TASK INSTRUCTIONS: Read the records below and report each line in which "environment" occurs.

SOURCE MATERIAL:
+++++

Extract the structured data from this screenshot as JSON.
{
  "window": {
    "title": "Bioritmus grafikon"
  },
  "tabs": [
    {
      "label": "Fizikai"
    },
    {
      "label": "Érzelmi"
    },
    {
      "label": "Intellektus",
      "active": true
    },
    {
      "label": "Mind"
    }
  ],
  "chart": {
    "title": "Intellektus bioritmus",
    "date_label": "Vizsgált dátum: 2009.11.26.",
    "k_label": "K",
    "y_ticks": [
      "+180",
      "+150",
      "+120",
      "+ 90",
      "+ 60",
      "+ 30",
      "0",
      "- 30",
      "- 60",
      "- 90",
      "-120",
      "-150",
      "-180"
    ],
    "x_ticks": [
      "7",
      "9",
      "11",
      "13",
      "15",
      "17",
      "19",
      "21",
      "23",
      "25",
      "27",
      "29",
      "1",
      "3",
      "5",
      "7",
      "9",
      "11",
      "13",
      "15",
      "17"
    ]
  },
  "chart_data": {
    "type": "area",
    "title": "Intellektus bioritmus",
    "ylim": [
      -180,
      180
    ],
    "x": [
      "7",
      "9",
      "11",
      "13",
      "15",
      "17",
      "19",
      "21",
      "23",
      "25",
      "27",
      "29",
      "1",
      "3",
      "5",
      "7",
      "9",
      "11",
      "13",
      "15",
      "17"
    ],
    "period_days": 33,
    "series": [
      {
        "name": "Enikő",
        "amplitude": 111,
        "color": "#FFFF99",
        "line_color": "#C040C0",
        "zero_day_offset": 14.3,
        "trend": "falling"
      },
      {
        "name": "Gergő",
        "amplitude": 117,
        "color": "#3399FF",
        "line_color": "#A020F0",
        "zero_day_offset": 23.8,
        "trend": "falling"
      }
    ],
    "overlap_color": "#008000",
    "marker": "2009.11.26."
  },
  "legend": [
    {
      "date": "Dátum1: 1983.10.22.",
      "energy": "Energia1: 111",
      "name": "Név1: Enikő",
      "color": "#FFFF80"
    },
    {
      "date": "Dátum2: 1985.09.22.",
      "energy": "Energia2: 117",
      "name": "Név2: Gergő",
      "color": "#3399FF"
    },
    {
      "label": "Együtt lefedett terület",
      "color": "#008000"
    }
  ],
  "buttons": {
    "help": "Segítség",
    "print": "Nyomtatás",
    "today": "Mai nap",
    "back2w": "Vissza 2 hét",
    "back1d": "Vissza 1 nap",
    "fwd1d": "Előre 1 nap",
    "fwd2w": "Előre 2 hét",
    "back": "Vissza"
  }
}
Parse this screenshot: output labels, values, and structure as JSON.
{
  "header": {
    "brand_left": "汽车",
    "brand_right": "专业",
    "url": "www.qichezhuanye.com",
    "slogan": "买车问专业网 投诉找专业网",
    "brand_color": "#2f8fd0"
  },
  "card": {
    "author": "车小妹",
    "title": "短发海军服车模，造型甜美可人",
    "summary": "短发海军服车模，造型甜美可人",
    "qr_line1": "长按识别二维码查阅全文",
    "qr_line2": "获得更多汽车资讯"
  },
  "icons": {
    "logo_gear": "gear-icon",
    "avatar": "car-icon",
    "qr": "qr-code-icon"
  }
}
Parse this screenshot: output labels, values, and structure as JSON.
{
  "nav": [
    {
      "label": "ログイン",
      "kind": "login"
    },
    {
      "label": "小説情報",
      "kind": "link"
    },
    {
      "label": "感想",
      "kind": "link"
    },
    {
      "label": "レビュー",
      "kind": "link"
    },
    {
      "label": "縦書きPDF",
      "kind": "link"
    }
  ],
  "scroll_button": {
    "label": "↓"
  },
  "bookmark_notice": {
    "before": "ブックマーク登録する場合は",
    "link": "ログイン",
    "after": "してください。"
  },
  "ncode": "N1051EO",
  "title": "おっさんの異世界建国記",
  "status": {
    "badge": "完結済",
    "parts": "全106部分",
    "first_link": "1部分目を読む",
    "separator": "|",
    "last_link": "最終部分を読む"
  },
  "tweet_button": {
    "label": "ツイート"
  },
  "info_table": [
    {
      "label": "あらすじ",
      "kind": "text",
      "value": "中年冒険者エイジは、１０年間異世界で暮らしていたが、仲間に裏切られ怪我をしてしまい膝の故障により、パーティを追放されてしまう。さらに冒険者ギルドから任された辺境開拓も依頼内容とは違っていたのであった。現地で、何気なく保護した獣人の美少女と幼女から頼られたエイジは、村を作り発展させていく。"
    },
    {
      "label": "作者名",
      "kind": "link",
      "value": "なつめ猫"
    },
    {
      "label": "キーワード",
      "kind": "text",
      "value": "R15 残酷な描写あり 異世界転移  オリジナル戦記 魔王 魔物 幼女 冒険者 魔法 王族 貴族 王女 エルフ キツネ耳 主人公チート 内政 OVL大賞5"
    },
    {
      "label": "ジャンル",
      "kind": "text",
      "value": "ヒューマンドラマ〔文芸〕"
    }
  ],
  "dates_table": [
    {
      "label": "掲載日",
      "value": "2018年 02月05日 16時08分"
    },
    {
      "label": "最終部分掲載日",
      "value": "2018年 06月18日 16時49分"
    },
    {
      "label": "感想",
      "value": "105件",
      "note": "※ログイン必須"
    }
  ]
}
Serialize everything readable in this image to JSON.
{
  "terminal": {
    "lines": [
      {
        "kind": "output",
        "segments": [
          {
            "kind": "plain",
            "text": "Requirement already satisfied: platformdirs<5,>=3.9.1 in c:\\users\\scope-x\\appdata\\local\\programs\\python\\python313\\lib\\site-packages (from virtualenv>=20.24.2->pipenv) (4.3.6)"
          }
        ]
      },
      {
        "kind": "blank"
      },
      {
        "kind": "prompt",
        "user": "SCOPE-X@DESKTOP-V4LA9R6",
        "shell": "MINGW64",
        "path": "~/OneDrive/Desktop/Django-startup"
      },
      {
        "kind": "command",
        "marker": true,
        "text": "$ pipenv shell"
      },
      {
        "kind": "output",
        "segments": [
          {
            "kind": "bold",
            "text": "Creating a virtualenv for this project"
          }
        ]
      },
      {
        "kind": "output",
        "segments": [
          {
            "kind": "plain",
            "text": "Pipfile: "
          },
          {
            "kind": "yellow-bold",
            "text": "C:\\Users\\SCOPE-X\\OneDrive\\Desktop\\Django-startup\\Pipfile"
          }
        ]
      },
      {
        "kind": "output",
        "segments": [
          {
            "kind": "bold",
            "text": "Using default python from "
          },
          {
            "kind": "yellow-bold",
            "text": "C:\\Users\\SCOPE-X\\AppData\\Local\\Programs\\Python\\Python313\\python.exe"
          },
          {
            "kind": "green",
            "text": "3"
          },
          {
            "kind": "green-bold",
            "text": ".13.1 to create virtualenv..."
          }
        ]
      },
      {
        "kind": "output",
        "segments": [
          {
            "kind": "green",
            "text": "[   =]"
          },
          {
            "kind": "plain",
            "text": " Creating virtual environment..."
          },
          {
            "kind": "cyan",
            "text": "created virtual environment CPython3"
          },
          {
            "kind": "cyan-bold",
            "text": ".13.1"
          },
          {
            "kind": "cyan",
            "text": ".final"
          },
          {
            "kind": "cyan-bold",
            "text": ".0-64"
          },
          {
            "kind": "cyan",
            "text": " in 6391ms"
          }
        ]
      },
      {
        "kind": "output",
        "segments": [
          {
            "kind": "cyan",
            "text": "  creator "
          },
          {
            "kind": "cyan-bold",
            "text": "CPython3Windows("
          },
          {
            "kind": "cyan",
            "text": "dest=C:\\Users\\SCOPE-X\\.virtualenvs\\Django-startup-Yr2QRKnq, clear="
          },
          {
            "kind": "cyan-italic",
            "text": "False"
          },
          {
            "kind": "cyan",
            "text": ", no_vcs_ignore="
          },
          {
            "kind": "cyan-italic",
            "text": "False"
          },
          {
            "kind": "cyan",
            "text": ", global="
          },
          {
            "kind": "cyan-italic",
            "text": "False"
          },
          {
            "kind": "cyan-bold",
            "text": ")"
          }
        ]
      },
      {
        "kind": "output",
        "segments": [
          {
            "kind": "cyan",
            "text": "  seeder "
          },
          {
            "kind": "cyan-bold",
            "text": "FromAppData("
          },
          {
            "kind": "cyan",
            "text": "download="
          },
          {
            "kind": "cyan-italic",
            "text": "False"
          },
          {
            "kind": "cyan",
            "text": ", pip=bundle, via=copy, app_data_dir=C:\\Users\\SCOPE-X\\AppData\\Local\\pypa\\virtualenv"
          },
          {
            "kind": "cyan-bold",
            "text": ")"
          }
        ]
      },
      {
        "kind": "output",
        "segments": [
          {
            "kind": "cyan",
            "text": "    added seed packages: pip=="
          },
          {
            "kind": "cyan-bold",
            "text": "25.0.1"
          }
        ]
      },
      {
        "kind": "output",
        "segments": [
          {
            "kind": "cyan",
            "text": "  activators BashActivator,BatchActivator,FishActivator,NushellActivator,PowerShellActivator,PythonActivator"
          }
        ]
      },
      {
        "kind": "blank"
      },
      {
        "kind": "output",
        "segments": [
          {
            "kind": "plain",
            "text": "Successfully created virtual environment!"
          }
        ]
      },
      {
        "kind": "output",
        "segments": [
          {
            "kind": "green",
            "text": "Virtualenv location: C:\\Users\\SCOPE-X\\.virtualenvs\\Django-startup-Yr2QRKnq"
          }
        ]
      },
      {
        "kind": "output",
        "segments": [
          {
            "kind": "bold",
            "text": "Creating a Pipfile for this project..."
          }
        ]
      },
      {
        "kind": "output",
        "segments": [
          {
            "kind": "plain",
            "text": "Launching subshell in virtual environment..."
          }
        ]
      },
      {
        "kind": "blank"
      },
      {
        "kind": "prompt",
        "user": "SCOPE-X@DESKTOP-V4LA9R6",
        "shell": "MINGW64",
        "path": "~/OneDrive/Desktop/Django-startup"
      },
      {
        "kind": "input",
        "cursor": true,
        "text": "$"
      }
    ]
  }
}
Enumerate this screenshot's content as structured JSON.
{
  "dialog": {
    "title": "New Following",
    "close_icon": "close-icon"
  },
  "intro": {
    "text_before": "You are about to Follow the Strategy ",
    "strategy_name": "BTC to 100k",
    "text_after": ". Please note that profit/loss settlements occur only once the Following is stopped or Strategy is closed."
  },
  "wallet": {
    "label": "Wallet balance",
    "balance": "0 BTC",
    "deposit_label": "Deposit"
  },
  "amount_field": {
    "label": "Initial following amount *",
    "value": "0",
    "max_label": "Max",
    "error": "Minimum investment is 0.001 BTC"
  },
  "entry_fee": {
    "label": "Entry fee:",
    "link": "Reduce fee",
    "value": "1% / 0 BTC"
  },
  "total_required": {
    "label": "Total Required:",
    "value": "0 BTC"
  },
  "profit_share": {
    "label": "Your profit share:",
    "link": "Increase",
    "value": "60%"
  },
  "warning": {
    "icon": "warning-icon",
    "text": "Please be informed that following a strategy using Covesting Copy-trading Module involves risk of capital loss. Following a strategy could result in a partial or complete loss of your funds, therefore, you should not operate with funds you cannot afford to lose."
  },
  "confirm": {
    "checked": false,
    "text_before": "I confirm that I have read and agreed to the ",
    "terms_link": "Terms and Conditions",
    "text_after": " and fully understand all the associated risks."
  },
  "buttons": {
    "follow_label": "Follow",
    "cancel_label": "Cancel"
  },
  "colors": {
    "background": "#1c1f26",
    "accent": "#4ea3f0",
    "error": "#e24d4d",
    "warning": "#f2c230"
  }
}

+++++

RESPONSE:
            "text": " Creating virtual environment..."
            "text": "created virtual environment CPython3"
            "text": "Successfully created virtual environment!"
            "text": "Launching subshell in virtual environment..."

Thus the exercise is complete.